Work to complete ▸
Every record must be written out once more, with nothing added or omitted.

Supplied data ▸
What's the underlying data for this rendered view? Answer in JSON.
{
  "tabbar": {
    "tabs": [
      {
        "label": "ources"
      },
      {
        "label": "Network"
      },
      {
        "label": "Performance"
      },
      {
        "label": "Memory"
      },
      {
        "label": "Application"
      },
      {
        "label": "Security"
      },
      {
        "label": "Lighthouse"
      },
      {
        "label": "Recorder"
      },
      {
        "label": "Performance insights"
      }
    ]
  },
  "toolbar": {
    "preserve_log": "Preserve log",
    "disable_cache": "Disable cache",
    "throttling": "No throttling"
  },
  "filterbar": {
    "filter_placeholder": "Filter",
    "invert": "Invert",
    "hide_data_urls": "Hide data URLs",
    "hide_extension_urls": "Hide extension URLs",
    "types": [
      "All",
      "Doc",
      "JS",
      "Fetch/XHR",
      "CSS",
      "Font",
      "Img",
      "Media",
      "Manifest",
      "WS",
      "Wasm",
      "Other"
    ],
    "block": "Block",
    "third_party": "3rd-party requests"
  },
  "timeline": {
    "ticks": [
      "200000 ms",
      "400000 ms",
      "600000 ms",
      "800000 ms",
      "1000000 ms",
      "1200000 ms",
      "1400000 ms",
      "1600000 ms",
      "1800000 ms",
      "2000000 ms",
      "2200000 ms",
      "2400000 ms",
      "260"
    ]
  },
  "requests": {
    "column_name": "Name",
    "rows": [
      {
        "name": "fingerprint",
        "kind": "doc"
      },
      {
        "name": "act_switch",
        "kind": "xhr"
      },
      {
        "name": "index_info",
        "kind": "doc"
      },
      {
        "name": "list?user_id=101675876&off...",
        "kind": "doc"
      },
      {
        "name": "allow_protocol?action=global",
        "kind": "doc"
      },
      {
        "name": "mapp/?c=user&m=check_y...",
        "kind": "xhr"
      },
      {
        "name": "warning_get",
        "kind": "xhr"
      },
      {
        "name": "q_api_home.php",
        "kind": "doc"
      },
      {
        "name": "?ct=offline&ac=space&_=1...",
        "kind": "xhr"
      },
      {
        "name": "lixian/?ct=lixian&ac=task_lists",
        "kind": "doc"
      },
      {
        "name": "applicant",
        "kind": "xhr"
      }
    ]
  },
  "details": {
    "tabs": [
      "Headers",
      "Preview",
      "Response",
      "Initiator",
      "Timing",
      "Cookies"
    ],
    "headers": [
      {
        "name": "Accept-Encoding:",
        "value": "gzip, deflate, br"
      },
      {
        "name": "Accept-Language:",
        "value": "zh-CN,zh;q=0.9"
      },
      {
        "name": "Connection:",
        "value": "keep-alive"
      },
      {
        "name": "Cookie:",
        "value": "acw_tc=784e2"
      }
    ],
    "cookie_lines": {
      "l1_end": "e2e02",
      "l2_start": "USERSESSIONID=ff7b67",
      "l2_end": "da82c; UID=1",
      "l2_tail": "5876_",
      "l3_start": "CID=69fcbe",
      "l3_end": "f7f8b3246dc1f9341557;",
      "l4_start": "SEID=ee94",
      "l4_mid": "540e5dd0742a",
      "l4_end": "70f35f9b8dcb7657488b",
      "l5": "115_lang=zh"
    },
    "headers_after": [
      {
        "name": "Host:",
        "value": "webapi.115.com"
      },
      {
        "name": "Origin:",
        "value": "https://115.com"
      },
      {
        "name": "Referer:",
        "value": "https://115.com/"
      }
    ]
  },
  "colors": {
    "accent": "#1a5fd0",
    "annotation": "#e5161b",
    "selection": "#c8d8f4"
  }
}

Solution ▸
What's the underlying data for this rendered view? Answer in JSON.
{
  "tabbar": {
    "tabs": [
      {
        "label": "ources"
      },
      {
        "label": "Network"
      },
      {
        "label": "Performance"
      },
      {
        "label": "Memory"
      },
      {
        "label": "Application"
      },
      {
        "label": "Security"
      },
      {
        "label": "Lighthouse"
      },
      {
        "label": "Recorder"
      },
      {
        "label": "Performance insights"
      }
    ]
  },
  "toolbar": {
    "preserve_log": "Preserve log",
    "disable_cache": "Disable cache",
    "throttling": "No throttling"
  },
  "filterbar": {
    "filter_placeholder": "Filter",
    "invert": "Invert",
    "hide_data_urls": "Hide data URLs",
    "hide_extension_urls": "Hide extension URLs",
    "types": [
      "All",
      "Doc",
      "JS",
      "Fetch/XHR",
      "CSS",
      "Font",
      "Img",
      "Media",
      "Manifest",
      "WS",
      "Wasm",
      "Other"
    ],
    "block": "Block",
    "third_party": "3rd-party requests"
  },
  "timeline": {
    "ticks": [
      "200000 ms",
      "400000 ms",
      "600000 ms",
      "800000 ms",
      "1000000 ms",
      "1200000 ms",
      "1400000 ms",
      "1600000 ms",
      "1800000 ms",
      "2000000 ms",
      "2200000 ms",
      "2400000 ms",
      "260"
    ]
  },
  "requests": {
    "column_name": "Name",
    "rows": [
      {
        "name": "fingerprint",
        "kind": "doc"
      },
      {
        "name": "act_switch",
        "kind": "xhr"
      },
      {
        "name": "index_info",
        "kind": "doc"
      },
      {
        "name": "list?user_id=101675876&off...",
        "kind": "doc"
      },
      {
        "name": "allow_protocol?action=global",
        "kind": "doc"
      },
      {
        "name": "mapp/?c=user&m=check_y...",
        "kind": "xhr"
      },
      {
        "name": "warning_get",
        "kind": "xhr"
      },
      {
        "name": "q_api_home.php",
        "kind": "doc"
      },
      {
        "name": "?ct=offline&ac=space&_=1...",
        "kind": "xhr"
      },
      {
        "name": "lixian/?ct=lixian&ac=task_lists",
        "kind": "doc"
      },
      {
        "name": "applicant",
        "kind": "xhr"
      }
    ]
  },
  "details": {
    "tabs": [
      "Headers",
      "Preview",
      "Response",
      "Initiator",
      "Timing",
      "Cookies"
    ],
    "headers": [
      {
        "name": "Accept-Encoding:",
        "value": "gzip, deflate, br"
      },
      {
        "name": "Accept-Language:",
        "value": "zh-CN,zh;q=0.9"
      },
      {
        "name": "Connection:",
        "value": "keep-alive"
      },
      {
        "name": "Cookie:",
        "value": "acw_tc=784e2"
      }
    ],
    "cookie_lines": {
      "l1_end": "e2e02",
      "l2_start": "USERSESSIONID=ff7b67",
      "l2_end": "da82c; UID=1",
      "l2_tail": "5876_",
      "l3_start": "CID=69fcbe",
      "l3_end": "f7f8b3246dc1f9341557;",
      "l4_start": "SEID=ee94",
      "l4_mid": "540e5dd0742a",
      "l4_end": "70f35f9b8dcb7657488b",
      "l5": "115_lang=zh"
    },
    "headers_after": [
      {
        "name": "Host:",
        "value": "webapi.115.com"
      },
      {
        "name": "Origin:",
        "value": "https://115.com"
      },
      {
        "name": "Referer:",
        "value": "https://115.com/"
      }
    ]
  },
  "colors": {
    "accent": "#1a5fd0",
    "annotation": "#e5161b",
    "selection": "#c8d8f4"
  }
}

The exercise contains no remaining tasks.